Shakespeare’s work includes 38 plays, 2 narrative poems, a collection of 154 sonnets, and other poems as well. No original manuscripts of Shakespeare’s plays are known to exist today, and about half of Shakespeare’s plays are only available to us because a group of actors in his company collected them for publication after his death. These writings were brought together in what is known as the First Folio (‘Folio’ refers to the size of the paper used). It contained 36 of his plays, and none of his poetry. Shakespeare’s legacy is as rich and diverse as his work; his plays have spawned countless adaptations across multiple genres and cultures, and his plays have had an enduring presence on stage and film.
His writings have been compiled in various iterations of The Complete Works of William Shakespeare by different entities, which usually include all of his plays, his sonnets, and his other poems. From Stratford to London and beyond, William Shakespeare was and is one of the most important literary figures of the English language.
CSC’s production of Free Shakespeare on the Common performs on land now known as The Boston Common which is on the traditional lands of the Pawtucket and Massachusett tribes, as well as the historic lands of the Wampanoag nation.
The Boston Common, in particular, has a bloody history towards Indigenous peoples that is seldom discussed. We wish to express our sorrow for this history and extend our deepest gratitude for the use of this space. We ask you to learn more about this, the process and importance of land acknowledgement, and ways to support Indigenous communities who are still here by exploring the materials we have gathered below.

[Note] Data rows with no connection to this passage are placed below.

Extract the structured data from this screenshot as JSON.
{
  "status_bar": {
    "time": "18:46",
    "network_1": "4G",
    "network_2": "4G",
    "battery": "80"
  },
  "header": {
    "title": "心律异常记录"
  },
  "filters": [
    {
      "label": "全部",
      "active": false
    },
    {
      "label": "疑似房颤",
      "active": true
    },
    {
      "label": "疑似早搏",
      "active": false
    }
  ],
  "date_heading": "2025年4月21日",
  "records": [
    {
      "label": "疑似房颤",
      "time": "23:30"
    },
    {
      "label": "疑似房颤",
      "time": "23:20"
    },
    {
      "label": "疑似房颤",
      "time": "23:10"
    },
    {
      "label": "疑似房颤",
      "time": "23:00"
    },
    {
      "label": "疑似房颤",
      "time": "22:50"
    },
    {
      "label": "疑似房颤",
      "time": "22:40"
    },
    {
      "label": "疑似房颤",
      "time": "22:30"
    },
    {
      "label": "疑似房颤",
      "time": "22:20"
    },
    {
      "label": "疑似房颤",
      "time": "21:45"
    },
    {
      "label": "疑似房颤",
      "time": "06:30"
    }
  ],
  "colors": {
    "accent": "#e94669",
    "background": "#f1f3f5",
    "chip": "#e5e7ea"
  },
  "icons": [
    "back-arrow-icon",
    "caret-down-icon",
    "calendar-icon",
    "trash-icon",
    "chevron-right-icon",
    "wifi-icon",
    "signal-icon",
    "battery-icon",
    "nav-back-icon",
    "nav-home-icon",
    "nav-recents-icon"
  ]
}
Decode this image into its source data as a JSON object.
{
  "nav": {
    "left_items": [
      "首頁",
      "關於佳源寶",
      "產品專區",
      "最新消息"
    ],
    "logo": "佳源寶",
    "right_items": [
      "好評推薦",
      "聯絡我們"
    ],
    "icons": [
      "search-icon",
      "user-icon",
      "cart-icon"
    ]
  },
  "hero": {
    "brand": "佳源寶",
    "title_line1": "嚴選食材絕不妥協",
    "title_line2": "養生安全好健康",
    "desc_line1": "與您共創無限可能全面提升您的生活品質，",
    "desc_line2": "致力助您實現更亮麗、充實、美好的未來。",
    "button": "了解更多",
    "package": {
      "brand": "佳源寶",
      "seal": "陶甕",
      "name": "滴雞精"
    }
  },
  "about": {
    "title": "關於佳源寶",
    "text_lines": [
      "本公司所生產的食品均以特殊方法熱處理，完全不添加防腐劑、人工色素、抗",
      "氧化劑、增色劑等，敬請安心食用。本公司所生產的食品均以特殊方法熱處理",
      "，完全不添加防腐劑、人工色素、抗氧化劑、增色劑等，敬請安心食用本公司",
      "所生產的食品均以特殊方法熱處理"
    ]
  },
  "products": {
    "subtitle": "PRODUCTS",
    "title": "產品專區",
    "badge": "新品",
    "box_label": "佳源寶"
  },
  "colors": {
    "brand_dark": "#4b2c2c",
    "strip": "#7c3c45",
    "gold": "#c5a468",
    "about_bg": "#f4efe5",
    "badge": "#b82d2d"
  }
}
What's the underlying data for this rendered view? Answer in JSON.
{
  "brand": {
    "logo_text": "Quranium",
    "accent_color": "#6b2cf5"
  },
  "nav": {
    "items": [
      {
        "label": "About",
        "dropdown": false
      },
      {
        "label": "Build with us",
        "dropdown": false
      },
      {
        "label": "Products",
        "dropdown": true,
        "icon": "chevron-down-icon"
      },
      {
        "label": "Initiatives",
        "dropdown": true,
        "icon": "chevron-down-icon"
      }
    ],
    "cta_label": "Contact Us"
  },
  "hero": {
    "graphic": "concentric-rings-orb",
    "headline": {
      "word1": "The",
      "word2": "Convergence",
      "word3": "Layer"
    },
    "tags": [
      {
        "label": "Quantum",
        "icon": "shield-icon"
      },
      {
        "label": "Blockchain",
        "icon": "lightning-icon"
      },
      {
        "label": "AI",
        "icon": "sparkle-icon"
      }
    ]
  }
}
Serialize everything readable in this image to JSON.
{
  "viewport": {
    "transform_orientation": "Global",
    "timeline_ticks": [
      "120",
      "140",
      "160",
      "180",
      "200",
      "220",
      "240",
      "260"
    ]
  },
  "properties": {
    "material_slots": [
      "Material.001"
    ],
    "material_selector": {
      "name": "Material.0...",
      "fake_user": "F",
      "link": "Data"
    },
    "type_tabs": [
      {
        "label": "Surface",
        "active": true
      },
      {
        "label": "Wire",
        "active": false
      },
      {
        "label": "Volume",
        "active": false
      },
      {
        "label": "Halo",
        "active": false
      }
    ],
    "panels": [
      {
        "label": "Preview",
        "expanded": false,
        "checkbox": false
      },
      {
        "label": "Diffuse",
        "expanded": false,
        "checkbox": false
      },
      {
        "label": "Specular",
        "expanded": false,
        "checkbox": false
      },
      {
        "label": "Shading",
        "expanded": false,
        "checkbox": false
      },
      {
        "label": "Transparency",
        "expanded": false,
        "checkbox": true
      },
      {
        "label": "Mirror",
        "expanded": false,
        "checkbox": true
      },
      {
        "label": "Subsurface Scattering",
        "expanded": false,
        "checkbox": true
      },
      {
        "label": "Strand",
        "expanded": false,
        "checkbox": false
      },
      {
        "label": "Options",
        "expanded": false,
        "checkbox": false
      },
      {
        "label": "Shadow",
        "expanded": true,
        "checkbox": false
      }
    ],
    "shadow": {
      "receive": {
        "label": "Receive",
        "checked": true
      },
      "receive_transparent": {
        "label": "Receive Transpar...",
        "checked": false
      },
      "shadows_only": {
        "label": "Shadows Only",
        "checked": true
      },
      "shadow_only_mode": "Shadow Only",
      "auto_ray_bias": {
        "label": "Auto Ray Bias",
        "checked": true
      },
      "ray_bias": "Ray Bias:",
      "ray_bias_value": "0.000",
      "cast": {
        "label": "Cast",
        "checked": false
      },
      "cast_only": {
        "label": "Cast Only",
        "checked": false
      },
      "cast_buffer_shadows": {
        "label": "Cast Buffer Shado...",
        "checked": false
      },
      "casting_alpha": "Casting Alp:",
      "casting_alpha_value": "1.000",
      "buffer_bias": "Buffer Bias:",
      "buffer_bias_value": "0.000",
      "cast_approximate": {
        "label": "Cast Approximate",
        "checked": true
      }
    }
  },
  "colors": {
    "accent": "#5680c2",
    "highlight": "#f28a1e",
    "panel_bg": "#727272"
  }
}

Performances take place at the Parkman Bandstand on the Boston Common, across from the AMC Loews Boston Common movie theater on Tremont Street.
For Locations of our Merch Booth, Front of House Booth, and Stage, see this Google Map.